UC Davis Researchers Point to Government as Culprit for Fallow Land
August 19, 2016
Government Policies—not Drought—Blamed for Fallow Land
By Patrick Cavanaugh
"Neither snow nor rain nor heat nor gloom of night stays these couriers from the swift completion of their appointed"¹ water deliveries.
Not even drought can be blamed for land fallowing due to lack of water deliveries to Central Valley federal water users.
Jason Peltier, manager of the Federal water district, San Luis and Delta-Mendota Water Authority, said, a UC Davis study released this week, "Economic Analysis of the 2016 Drought For California Agriculture," has confirmed that failed government water policies—not a lack of rainfall and snow pack—are responsible for the widespread water shortages and the fallowing of more than 300,000 acres of land in the federal water districts on the Westside of Fresno and Kings Counties.
“It raises this question," Peltier asked, "When do we get honest and start talking about the regulatory drought—the man-made drought, the policy-induced drought, the policy-directed drought? We can't even have an honest conversation about that."
"That our opponents want to deflect and obscure that whole conversation is telling," he continued, "because we have a tremendous story of adverse economic impact as a result of failed policies. When they tried to protect the fish, they took our water away and they made the supply unreliable. 'Just a huge failure and they don't want to address it; they don't want to deal with it. The same agencies are fixated with their false confidence or their false certainty, their false precision, in terms of how to help the fish."
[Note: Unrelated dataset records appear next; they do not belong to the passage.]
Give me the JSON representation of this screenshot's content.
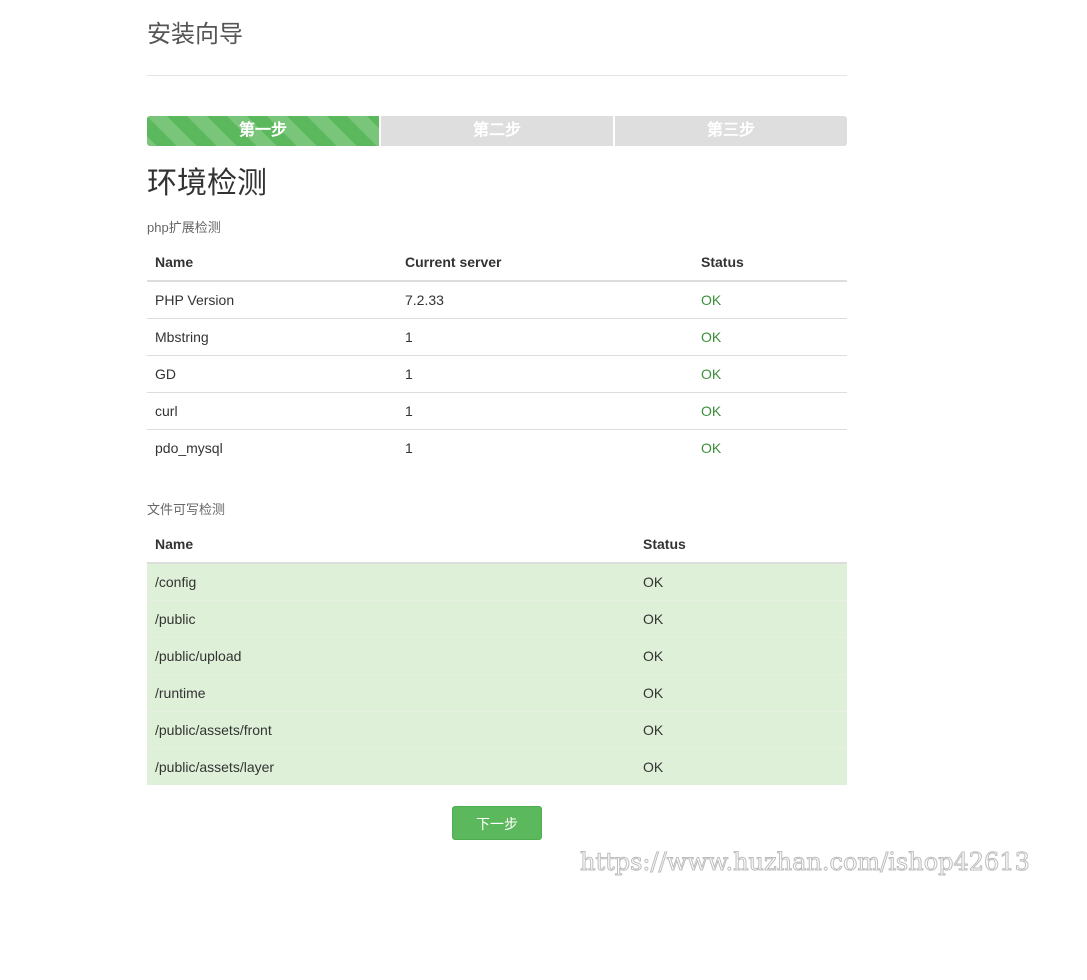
{
  "header": {
    "title": "安装向导"
  },
  "steps": [
    {
      "label": "第一步",
      "active": true
    },
    {
      "label": "第二步",
      "active": false
    },
    {
      "label": "第三步",
      "active": false
    }
  ],
  "section": {
    "title": "环境检测"
  },
  "php_ext": {
    "heading": "php扩展检测",
    "columns": [
      "Name",
      "Current server",
      "Status"
    ],
    "rows": [
      {
        "name": "PHP Version",
        "current": "7.2.33",
        "status": "OK"
      },
      {
        "name": "Mbstring",
        "current": "1",
        "status": "OK"
      },
      {
        "name": "GD",
        "current": "1",
        "status": "OK"
      },
      {
        "name": "curl",
        "current": "1",
        "status": "OK"
      },
      {
        "name": "pdo_mysql",
        "current": "1",
        "status": "OK"
      }
    ]
  },
  "writable": {
    "heading": "文件可写检测",
    "columns": [
      "Name",
      "Status"
    ],
    "rows": [
      {
        "name": "/config",
        "status": "OK"
      },
      {
        "name": "/public",
        "status": "OK"
      },
      {
        "name": "/public/upload",
        "status": "OK"
      },
      {
        "name": "/runtime",
        "status": "OK"
      },
      {
        "name": "/public/assets/front",
        "status": "OK"
      },
      {
        "name": "/public/assets/layer",
        "status": "OK"
      }
    ]
  },
  "actions": {
    "next_label": "下一步"
  },
  "watermark": "https://www.huzhan.com/ishop42613",
  "colors": {
    "accent": "#5cb85c",
    "ok_text": "#3c8f3c",
    "success_row": "#dff0d8",
    "step_inactive": "#dedede"
  }
}
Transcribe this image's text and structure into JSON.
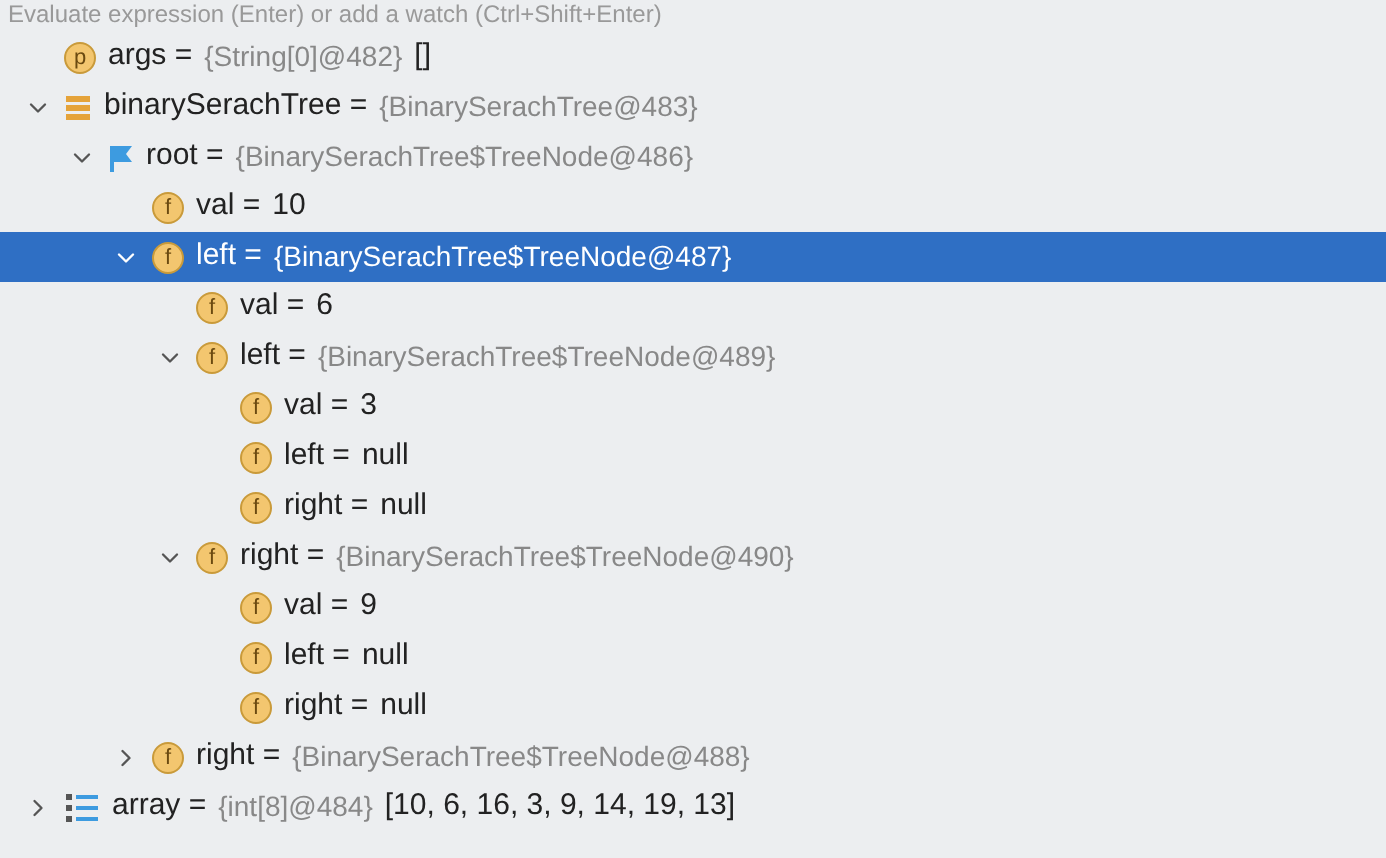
{
  "hint": "Evaluate expression (Enter) or add a watch (Ctrl+Shift+Enter)",
  "variables": [
    {
      "kind": "param",
      "badge": "p",
      "name": "args =",
      "type": "{String[0]@482}",
      "value": "[]",
      "selected": false
    },
    {
      "kind": "object",
      "name": "binarySerachTree =",
      "type": "{BinarySerachTree@483}",
      "expanded": true,
      "selected": false,
      "children": [
        {
          "kind": "flag",
          "name": "root =",
          "type": "{BinarySerachTree$TreeNode@486}",
          "expanded": true,
          "selected": false,
          "children": [
            {
              "kind": "field",
              "badge": "f",
              "name": "val =",
              "value": "10",
              "selected": false
            },
            {
              "kind": "field",
              "badge": "f",
              "name": "left =",
              "type": "{BinarySerachTree$TreeNode@487}",
              "expanded": true,
              "selected": true,
              "children": [
                {
                  "kind": "field",
                  "badge": "f",
                  "name": "val =",
                  "value": "6",
                  "selected": false
                },
                {
                  "kind": "field",
                  "badge": "f",
                  "name": "left =",
                  "type": "{BinarySerachTree$TreeNode@489}",
                  "expanded": true,
                  "selected": false,
                  "children": [
                    {
                      "kind": "field",
                      "badge": "f",
                      "name": "val =",
                      "value": "3",
                      "selected": false
                    },
                    {
                      "kind": "field",
                      "badge": "f",
                      "name": "left =",
                      "value": "null",
                      "selected": false
                    },
                    {
                      "kind": "field",
                      "badge": "f",
                      "name": "right =",
                      "value": "null",
                      "selected": false
                    }
                  ]
                },
                {
                  "kind": "field",
                  "badge": "f",
                  "name": "right =",
                  "type": "{BinarySerachTree$TreeNode@490}",
                  "expanded": true,
                  "selected": false,
                  "children": [
                    {
                      "kind": "field",
                      "badge": "f",
                      "name": "val =",
                      "value": "9",
                      "selected": false
                    },
                    {
                      "kind": "field",
                      "badge": "f",
                      "name": "left =",
                      "value": "null",
                      "selected": false
                    },
                    {
                      "kind": "field",
                      "badge": "f",
                      "name": "right =",
                      "value": "null",
                      "selected": false
                    }
                  ]
                }
              ]
            },
            {
              "kind": "field",
              "badge": "f",
              "name": "right =",
              "type": "{BinarySerachTree$TreeNode@488}",
              "expanded": false,
              "selected": false
            }
          ]
        }
      ]
    },
    {
      "kind": "array",
      "name": "array =",
      "type": "{int[8]@484}",
      "value": "[10, 6, 16, 3, 9, 14, 19, 13]",
      "expanded": false,
      "selected": false
    }
  ]
}
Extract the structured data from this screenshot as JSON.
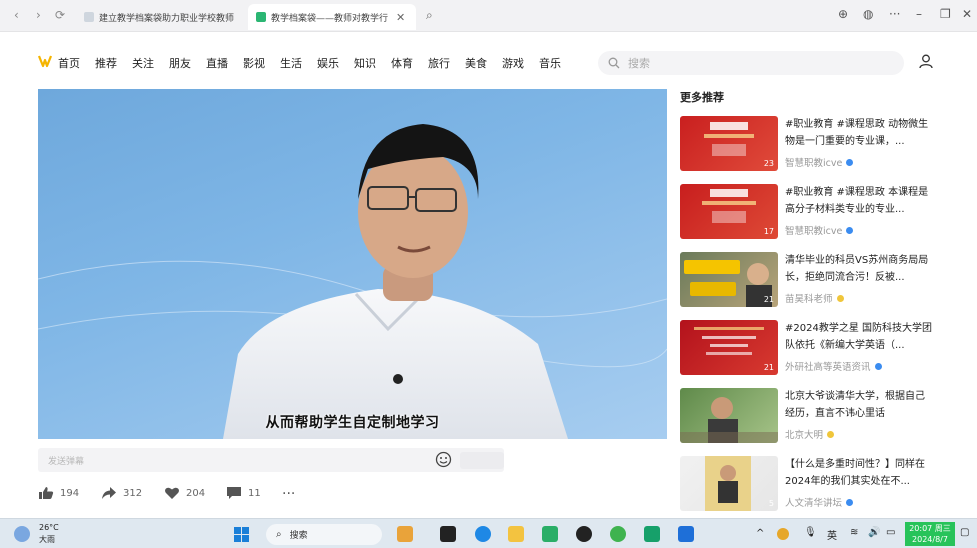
{
  "browser": {
    "tabs": [
      {
        "title": "建立教学档案袋助力职业学校教师"
      },
      {
        "title": "教学档案袋——教师对教学行"
      }
    ]
  },
  "site": {
    "nav": [
      "首页",
      "推荐",
      "关注",
      "朋友",
      "直播",
      "影视",
      "生活",
      "娱乐",
      "知识",
      "体育",
      "旅行",
      "美食",
      "游戏",
      "音乐"
    ],
    "search_placeholder": "搜索"
  },
  "video": {
    "subtitle": "从而帮助学生自定制地学习",
    "danmaku_placeholder": "发送弹幕"
  },
  "actions": {
    "likes": "194",
    "shares": "312",
    "favorites": "204",
    "comments": "11"
  },
  "recommend": {
    "heading": "更多推荐",
    "items": [
      {
        "title": "#职业教育 #课程思政 动物微生物是一门重要的专业课，...",
        "author": "智慧职教icve",
        "count": "23",
        "badge": "#3b8cf0",
        "thumb": "red"
      },
      {
        "title": "#职业教育 #课程思政 本课程是高分子材料类专业的专业...",
        "author": "智慧职教icve",
        "count": "17",
        "badge": "#3b8cf0",
        "thumb": "red"
      },
      {
        "title": "清华毕业的科员VS苏州商务局局长，拒绝同流合污！反被...",
        "author": "苗昊科老师",
        "count": "21",
        "badge": "#f0c63b",
        "thumb": "photo"
      },
      {
        "title": "#2024教学之星 国防科技大学团队依托《新编大学英语（...",
        "author": "外研社高等英语资讯",
        "count": "21",
        "badge": "#3b8cf0",
        "thumb": "red2"
      },
      {
        "title": "北京大爷谈清华大学，根据自己经历，直言不讳心里话",
        "author": "北京大明",
        "count": "",
        "badge": "#f0c63b",
        "thumb": "green"
      },
      {
        "title": "【什么是多重时间性？】同样在2024年的我们其实处在不...",
        "author": "人文清华讲坛",
        "count": "5",
        "badge": "#3b8cf0",
        "thumb": "light"
      }
    ]
  },
  "taskbar": {
    "weather_temp": "26°C",
    "weather_text": "大雨",
    "search_label": "搜索",
    "ime": "英",
    "time": "20:07 周三",
    "date": "2024/8/7"
  }
}
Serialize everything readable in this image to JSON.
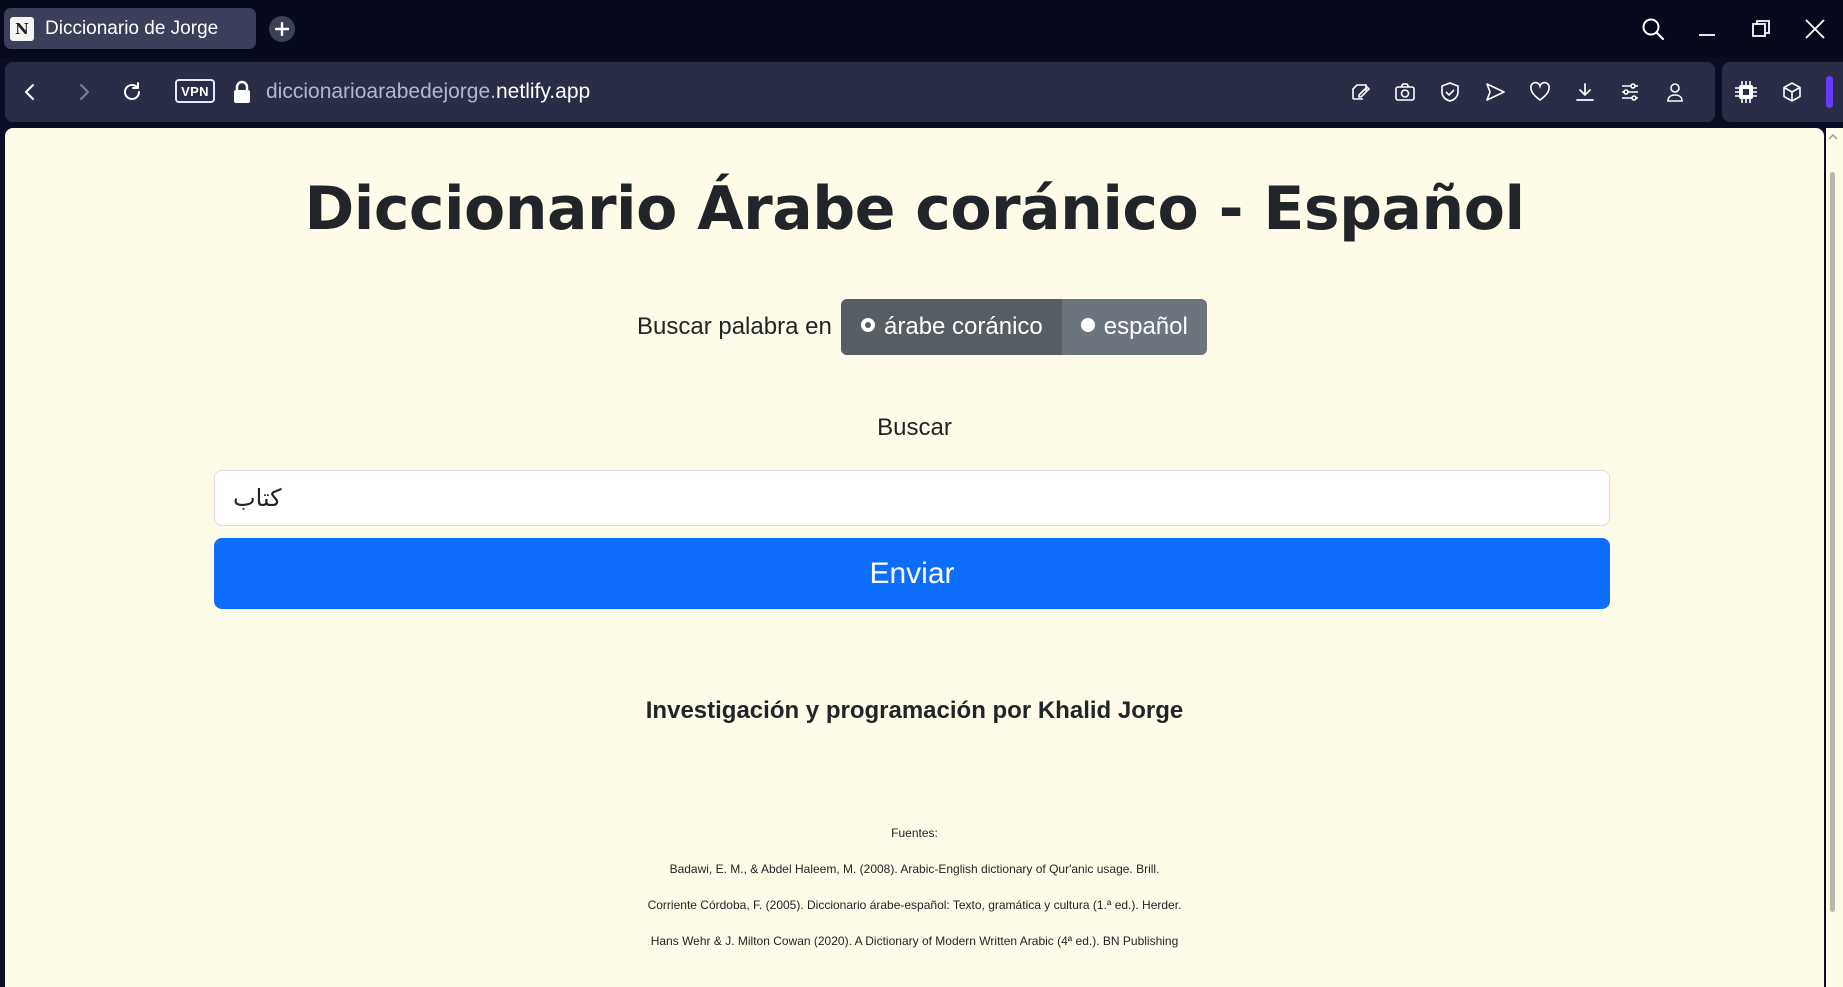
{
  "browser": {
    "tab": {
      "title": "Diccionario de Jorge",
      "favicon_letter": "N"
    },
    "address": {
      "vpn_label": "VPN",
      "url_subdomain": "diccionarioarabedejorge.",
      "url_host": "netlify.app"
    }
  },
  "page": {
    "title": "Diccionario Árabe coránico - Español",
    "search_in_label": "Buscar palabra en",
    "options": [
      {
        "label": "árabe coránico",
        "checked": true
      },
      {
        "label": "español",
        "checked": false
      }
    ],
    "search_label": "Buscar",
    "search_value": "كتاب",
    "submit_label": "Enviar",
    "credit": "Investigación y programación por Khalid Jorge",
    "sources_title": "Fuentes:",
    "sources": [
      "Badawi, E. M., & Abdel Haleem, M. (2008). Arabic-English dictionary of Qur'anic usage. Brill.",
      "Corriente Córdoba, F. (2005). Diccionario árabe-español: Texto, gramática y cultura (1.ª ed.). Herder.",
      "Hans Wehr & J. Milton Cowan (2020). A Dictionary of Modern Written Arabic (4ª ed.). BN Publishing"
    ]
  },
  "colors": {
    "page_bg": "#fefbe9",
    "primary": "#0d6efd",
    "toggle_active": "#565e64",
    "toggle_idle": "#6c757d"
  }
}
Peltier explained the regulators failed to deliver all of the 5% allocation [née water delivery reduced by 95%] to growers in the federal water districts south of the Delta. “It's nonsense,” he reiterated, that part of the insufficient 5% was never delivered this season. "It's avoidance of the reality that the regulators have constricted the heck out of the water projects and made it so—even in wet years, and like this year, a normal to wet year—we've got huge amounts of land out of production," Peltier said, adding that almond growers in the federal water districts are not getting a late, post-harvest irrigation, which can hurt next year's production.
¹Inscription on the James Farley Post Office in New York City